This rule is for an additional label to be placed on the fuel pump “in response to the emergence of ethanol blends as a retail fuel and the likely increased availability of such blends.”
With this rule, it only means gasoline with higher blends of ethanol will emerge into the marketplace.
The AMA believes this proposal will cause even more confusion given the events surrounding the rollout of E15 into the marketplace. The AMA opposes E15 and any fuel containing more than ten percent ethanol because it can cause engine and fuel system failure to your motorcycle or all-terrain vehicle, and can void manufacturers’ warranties.
“In motorcycles and non-road products , EPA raised engine-failure concerns from overheating.”
The FTC is seeking public comments now on the rule proposal that calls for the additional label to identify higher ethanol blended fuels. You can tell the agency how this proposal will cause even more confusion, given the events surrounding the rollout of E15 into the marketplace.

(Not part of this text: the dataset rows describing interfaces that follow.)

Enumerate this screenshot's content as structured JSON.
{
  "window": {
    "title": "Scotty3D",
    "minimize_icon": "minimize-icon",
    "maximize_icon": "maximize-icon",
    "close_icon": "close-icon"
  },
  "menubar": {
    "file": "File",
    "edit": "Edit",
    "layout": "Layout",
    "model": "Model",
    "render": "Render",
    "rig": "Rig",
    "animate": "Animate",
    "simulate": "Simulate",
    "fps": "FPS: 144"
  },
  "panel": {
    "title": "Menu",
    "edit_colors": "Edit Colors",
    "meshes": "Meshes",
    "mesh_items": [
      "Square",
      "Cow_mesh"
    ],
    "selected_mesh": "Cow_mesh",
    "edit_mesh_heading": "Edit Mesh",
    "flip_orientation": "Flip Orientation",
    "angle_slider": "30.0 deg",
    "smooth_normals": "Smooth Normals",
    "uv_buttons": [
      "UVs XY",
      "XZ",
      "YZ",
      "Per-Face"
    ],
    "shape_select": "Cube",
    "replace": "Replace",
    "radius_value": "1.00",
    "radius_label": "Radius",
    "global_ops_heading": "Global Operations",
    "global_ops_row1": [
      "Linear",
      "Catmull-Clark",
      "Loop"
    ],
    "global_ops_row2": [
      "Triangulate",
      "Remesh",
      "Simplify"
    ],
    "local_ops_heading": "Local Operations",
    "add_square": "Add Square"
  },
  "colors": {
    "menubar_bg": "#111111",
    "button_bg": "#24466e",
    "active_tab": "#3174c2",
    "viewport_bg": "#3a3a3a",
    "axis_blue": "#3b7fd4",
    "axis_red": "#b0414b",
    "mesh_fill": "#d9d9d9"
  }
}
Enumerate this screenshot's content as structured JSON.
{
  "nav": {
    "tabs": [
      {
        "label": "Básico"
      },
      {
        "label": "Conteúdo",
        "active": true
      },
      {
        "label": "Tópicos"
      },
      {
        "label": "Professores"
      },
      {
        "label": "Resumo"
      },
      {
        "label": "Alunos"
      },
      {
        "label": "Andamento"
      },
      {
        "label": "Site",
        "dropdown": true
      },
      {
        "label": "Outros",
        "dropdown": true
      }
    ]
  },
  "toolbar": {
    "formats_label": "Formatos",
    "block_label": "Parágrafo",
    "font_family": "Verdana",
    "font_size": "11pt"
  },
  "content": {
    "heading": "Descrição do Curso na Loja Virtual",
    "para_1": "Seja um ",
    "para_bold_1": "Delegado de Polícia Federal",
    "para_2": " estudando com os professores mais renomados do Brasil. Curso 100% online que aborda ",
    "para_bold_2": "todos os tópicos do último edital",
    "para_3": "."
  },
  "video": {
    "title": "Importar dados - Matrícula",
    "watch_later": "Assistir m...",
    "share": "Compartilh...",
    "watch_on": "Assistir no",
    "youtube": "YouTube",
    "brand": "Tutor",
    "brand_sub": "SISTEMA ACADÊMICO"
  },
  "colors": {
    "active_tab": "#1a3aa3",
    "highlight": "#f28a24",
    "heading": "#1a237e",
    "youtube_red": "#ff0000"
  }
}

The AMA does not believe this new label will do what it is intended to do – keep users from misfueling with higher ethanol blended fuels. It simply does not provide clear direction. Another label on a blender pump that already has many labels will not be sufficient to avoid misfueling and could be easily overlooked.
The proposed rule provides no direction on where on the pump the label should be located. Moreover, the FTC is proposing that the label be rounded to the nearest factor of 10. How will this accurately inform the consumer of the type of fuel called for by the vehicle owner’s manual? Will a fuel containing 11 percent to 14 percent ethanol be labeled as 10 percent ethanol? Is the FTC aware that manufacturers’ warranties are valid only for the use of fuel containing 10 percent ethanol by volume or less?
Help protect 22 million motorcycles and all-terrain vehicles in America — and the riders who depend on their safe operation — from inadvertent misfueling. Tell the FTC you want safe access to fuel for motorcycles and ATVs!”